Mortgage Fraud

    mortgage-fraudIf your firm is involved in mortgage lending, it is affected to some degree by a growing criminal threat: mortgage fraud. Our experts recognize the warning signs and know what to do when mortgage fraud occurs. We can mitigate your company’s vulnerability to fraud and help avoid losses.

    Business Challenge

    Mortgage fraud generally covers lying or misrepresenting the truth about one’s income or employment history to qualify for a loan. The FBI reported that in September of 2002, it had 436 mortgage fraud investigations; as of March 9, 2007, the FBI has more than 1,036, a 138% increase.

    Business Solution

    This dramatic upsurge has prompted lending institutions and mortgage insurance firms to allocate resources for investigating cases where there is suspicion of fraud, especially after a home has been foreclosed. If you suspect fraud, we recommend retaining a qualified and licensed investigation firm to conduct a quality control audit. Our investigators are well-versed in conducing field interviews, verifying current and previous occupancy and income, and reviewing loan documents.

    Case Study

    In 2008 “John” purchased a home after meeting a pleasant real estate agent who convinced him he could afford it. Less than a year later, John defaulted on his mortgage. During our interview with John, we discovered several fraudulent details in John’s loan application. For example, the loan application indicated John earned $10,000 a month; he was actually earning $2,000 a month. Since John used a “stated income” loan program, he did not have to provide income verification.

    The loan application also indicated John was an investor and owned his own business; these were outright lies. A phony letter from a CPA firm was submitted with the loan application. In the letter, the alleged President of the CPA firm declared that his firm had completed John’s tax returns for five years and that the last two years, John’s income solely stemmed from being self-employed.

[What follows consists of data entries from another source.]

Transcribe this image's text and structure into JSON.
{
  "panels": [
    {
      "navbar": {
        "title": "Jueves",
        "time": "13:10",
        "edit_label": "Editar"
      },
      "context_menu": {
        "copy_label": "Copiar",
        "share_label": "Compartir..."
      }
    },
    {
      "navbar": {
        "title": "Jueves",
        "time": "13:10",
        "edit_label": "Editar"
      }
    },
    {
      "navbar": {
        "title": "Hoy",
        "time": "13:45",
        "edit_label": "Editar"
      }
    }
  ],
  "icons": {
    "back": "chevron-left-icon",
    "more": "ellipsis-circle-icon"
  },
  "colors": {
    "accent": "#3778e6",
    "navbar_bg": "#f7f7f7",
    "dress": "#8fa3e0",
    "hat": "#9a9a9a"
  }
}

    During our investigation, we determined the CPA firm referenced in the letter did not exist. The loan officer and real estate agent are now also under investigation.